Let others be the mad scientists of the wireless world, endlessly tinkering in their labs to create cooler, faster cellphones. Canadian wireless carriers are comfortable concentrating on another mission: making money.
It's an area of strength for them, highlighted by surging revenue and profits in recent years. Part of it has to do with the addition of more cellphone subscribers. Higher prices for roaming and system access fees, along with increased demand for costly data services have also played a role in ringing up increased sales.
In 2006, wireless revenue climbed 15.2 per cent to $12.7-billion (Canadian). That's a 79-per-cent increase over five years, according to Canada's telecommunications regulator.
Even more impressive is the jump in profitability. Earnings before interest, tax, depreciation and amortization (EBITDA) more than doubled to $5.6-billion in 2006 from $2.2-billion in 2002. In turn, the EBITDA margin soared to 44 per cent from 31 per cent.

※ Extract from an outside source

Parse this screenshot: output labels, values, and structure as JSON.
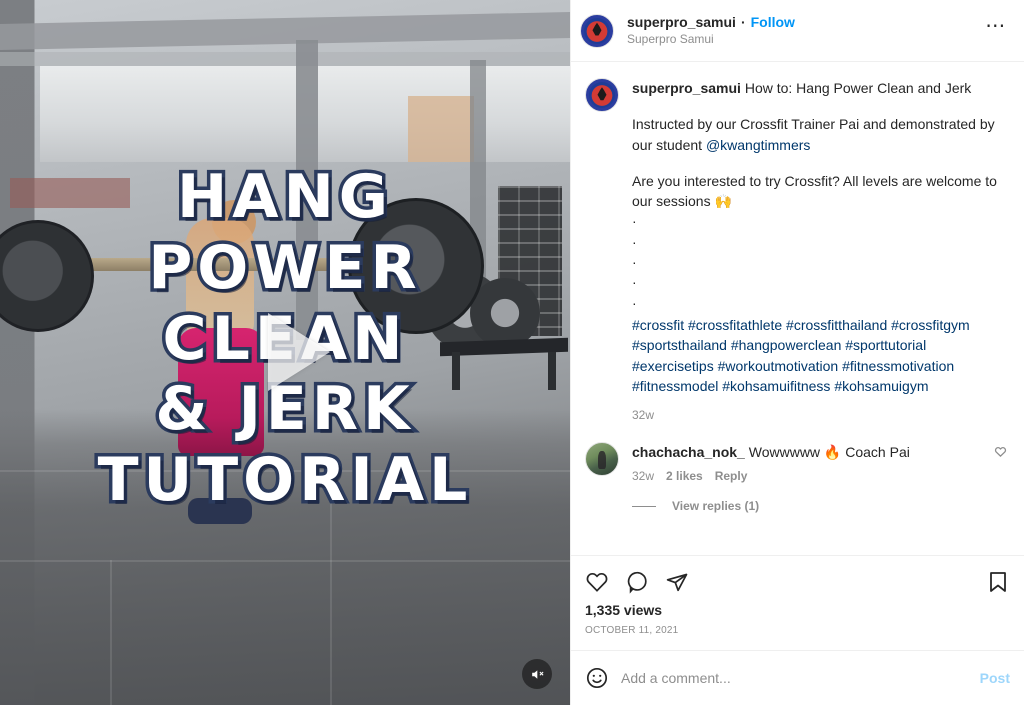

This gold mine is shared between just three carriers: Bell Canada, Rogers Communications Inc., and Telus Corp.
"You had a nice, comfortable oligopoly ..." said Gavin Graham, chief investment officer at Guardian Group of Funds, which holds shares in Telus, Rogers and Bell's parent BCE.
While investors such as Mr. Graham have had a great time, he's not alone in believing the cellphone market has become cozy. Unlike other countries, foreign companies can't control Canadian wireless airwaves and networks, so big carriers from abroad have stayed away. Smaller domestic wireless carriers, meanwhile, have been swallowed up by the larger companies.
The three Canadian carriers say they've paid their dues. They spent $20-billion plus building their wireless networks over two decades and argue they are merely recouping the investment.
Iain Grant of SeaBoard Group, which recently issued a report showing that Canadians pay far higher rates for wireless data services than their counterparts in Europe and the United States, said the cellphone industry here does go through innovative periods although that hasn't been the case recently. "The most innovative ideas are now data-centric and the high price of data transmission in Canada doesn't support an experimental culture," Mr. Grant wrote in an e-mail.
Their money-making talents could soon be put to the test. At the end of November, Ottawa decided to set aside some wireless airwaves for new entrants to bid on in an auction this year. It also promised the newbies other breaks, such as the ability to use the bigger carriers' networks.
If fresh competitors do move into the market, the existing carriers will have to learn to share the industry's revenue. They may also face more pressure to embrace their inner inventor instead of seeking inspiration from abroad.
"We are looking for greater competition in the market and further innovation in the industry," Industry Minister Jim Prentice said in a November statement.